Chicago Police Department spokesman Anthony Guglielmi said officers on foot in the South Shore neighborhood tried to question a man "exhibiting characteristics of an armed person" when the confrontation developed.
Larry Merritt, a fire department spokesman, said the man was taken to Jackson Park Hospital, where he was pronounced dead.
No police officers were injured, Guglielmi said. A weapon was recovered at the scene, he said, but did not say whether the man was armed when he was shot.
A brief scuffle broke out between chanting protesters and police officers holding batons. Video showed several police officers and protesters shoving each other. The Chicago Sun-Times said a few protesters were taken away by police.
Haiti's prime minister resigns amid fuel price hike fallout
PORT-AU-PRINCE, Haiti (AP) — Haitian Prime Minister Jack Guy Lafontant resigned Saturday amid calls for him to step down over his handling of a failed plan to raise fuel prices that set off a wave of deadly protests.
Lafontant told Haiti's Chamber of Deputies that he sent President Jovenel Moise his resignation letter. Moise confirmed via Twitter that he had accepted Lafontant's resignation along with those of other Cabinet members.
The prime minister's abrupt resignation came ahead of a vote on a motion of censure Lafontant, a first step toward asking that Moise name a new prime minister to form a Cabinet to handle the crisis. The prime minister is the second highest official in Haiti after the president.
Lafontant was to answer questions about the July 6-8 riots that followed the government's attempt to raise fuel prices by up to 51 percent as part of an agreement with the International Monetary Fund.
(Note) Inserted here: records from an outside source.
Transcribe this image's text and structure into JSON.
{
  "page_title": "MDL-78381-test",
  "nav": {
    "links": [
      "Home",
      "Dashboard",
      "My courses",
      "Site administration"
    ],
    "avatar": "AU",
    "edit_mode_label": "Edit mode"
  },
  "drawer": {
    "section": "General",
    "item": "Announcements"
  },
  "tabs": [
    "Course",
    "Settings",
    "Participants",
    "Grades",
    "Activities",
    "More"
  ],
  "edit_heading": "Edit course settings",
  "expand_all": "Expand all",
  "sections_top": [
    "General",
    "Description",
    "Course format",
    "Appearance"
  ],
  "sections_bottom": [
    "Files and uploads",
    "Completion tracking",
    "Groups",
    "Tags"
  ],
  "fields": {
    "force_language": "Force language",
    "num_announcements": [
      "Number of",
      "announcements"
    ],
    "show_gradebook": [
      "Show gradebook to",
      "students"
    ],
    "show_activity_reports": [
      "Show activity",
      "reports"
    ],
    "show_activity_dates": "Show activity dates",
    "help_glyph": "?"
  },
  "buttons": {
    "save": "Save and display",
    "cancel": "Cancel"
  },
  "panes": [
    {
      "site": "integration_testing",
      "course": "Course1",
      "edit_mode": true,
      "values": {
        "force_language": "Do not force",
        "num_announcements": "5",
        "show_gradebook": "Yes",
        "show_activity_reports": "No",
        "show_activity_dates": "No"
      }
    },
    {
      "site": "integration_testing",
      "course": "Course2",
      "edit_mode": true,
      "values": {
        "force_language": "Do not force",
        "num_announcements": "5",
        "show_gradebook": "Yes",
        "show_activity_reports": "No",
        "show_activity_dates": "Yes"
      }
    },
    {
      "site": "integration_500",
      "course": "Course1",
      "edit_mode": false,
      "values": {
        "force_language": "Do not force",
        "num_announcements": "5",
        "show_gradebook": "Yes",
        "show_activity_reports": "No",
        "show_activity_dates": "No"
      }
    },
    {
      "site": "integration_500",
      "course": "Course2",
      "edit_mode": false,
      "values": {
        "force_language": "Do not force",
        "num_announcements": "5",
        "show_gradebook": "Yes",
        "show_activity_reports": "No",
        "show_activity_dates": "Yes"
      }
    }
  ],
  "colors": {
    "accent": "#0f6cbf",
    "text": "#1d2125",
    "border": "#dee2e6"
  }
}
At least seven people were killed and dozens of businesses were looted during the unrest.
Instead, Lafontant (LA-FAH-TON) used the opportunity to announce his resignation, while in various parts of Haiti's small protests were held demanding the head of state step down.
Firefighter killed in wildfire near Yosemite National Park
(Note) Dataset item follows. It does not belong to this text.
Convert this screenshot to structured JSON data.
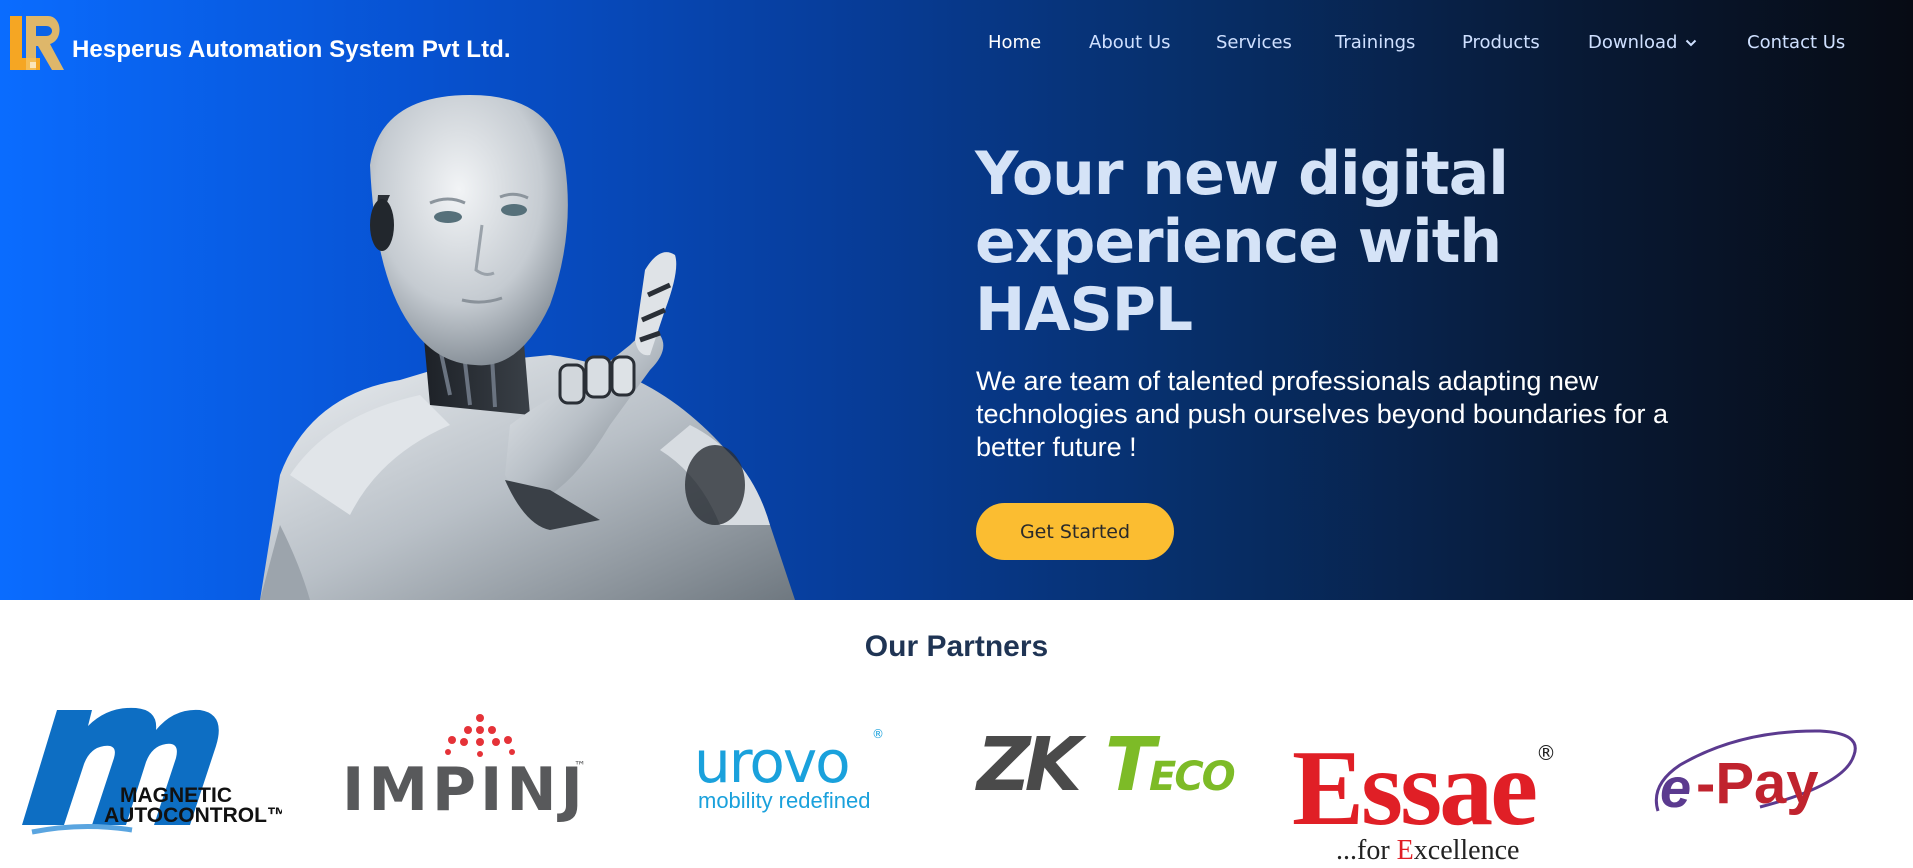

LOS ANGELES (AP) — A second-generation California firefighter who was using a bulldozer to prevent a wildfire from spreading was killed Saturday near Yosemite National Park, state fire officials said.
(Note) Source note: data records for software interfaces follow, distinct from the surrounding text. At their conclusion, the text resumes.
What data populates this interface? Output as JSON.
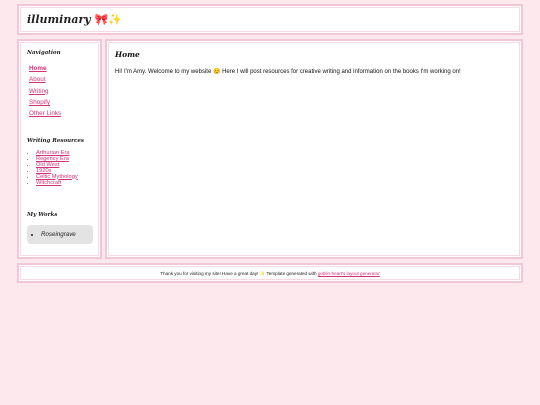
{
  "header": {
    "title": "illuminary",
    "title_emoji_bow": "🎀",
    "title_emoji_sparkles": "✨"
  },
  "sidebar": {
    "nav_heading": "Navigation",
    "nav_items": [
      {
        "label": "Home",
        "active": true
      },
      {
        "label": "About"
      },
      {
        "label": "Writing"
      },
      {
        "label": "Shopify"
      },
      {
        "label": "Other Links"
      }
    ],
    "resources_heading": "Writing Resources",
    "resources": [
      {
        "label": "Arthurian Era"
      },
      {
        "label": "Regency Era"
      },
      {
        "label": "Old West"
      },
      {
        "label": "1920s"
      },
      {
        "label": "Celtic Mythology"
      },
      {
        "label": "Witchcraft"
      }
    ],
    "works_heading": "My Works",
    "works": [
      {
        "label": "Roseingrave"
      }
    ]
  },
  "main": {
    "heading": "Home",
    "intro": "Hi! I'm Amy. Welcome to my website 😊 Here I will post resources for creative writing and information on the books I'm working on!"
  },
  "footer": {
    "text_before": "Thank you for visiting my site! Have a great day! ✨ Template generated with ",
    "link_label": "goblin-heart's layout generator"
  },
  "colors": {
    "background": "#fde8ee",
    "border": "#f1c6d6",
    "link": "#d4317c",
    "works_box": "#e3e3e3"
  }
}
Heavy Fire Equipment Operator Braden Varney, 36, died in the morning hours, the California Department of Forestry and Fire Protection said.
The blaze broke out Friday night in Mariposa County, near the west end of Yosemite National Park and Sierra National Forest. Fire officials said it had burned about 150 acres (61 hectares).
Varney worked through the night and was driving the bulldozer to cut a firebreak to keep the fire from extending into a nearby community, according to fire chief Nancy Koerperich.
Investigators were working to determine further circumstances surrounding Varney's death, but they believe he was working his way out of the fire area when he was killed, Koerperich said.
Charges undermine Assange denials about hacked email origins
WASHINGTON (AP) — At the beginning of 2017, one of Julian Assange's biggest media boosters traveled to the WikiLeaks founder's refuge inside the Ecuadorean Embassy in London and asked him where he got the leaks that shook up the U.S. presidential election only months earlier.
Fox News host Sean Hannity pointed straight to the purloined emails from the Democratic National Committee and Hillary Clinton's campaign chairman.
"Can you say to the American people, unequivocally, that you did not get this information about the DNC, John Podesta's emails, can you tell the American people 1,000 percent you did not get it from Russia or anybody associated with Russia?"
"Yes," Assange said. "We can say — we have said repeatedly — over the last two months that our source is not the Russian government and it is not a state party."
The Justice Department's indictment Friday of 12 Russian military intelligence officers undermines those denials. And if the criminal charges are proved, it would show that WikiLeaks (referred to as "Organization 1" in the indictment) received the material from Guccifer 2.0, a persona directly controlled by Russia's Main Intelligence Directorate of the General Staff, also known as GRU, and even gave the Russian hackers advice on how to disseminate it.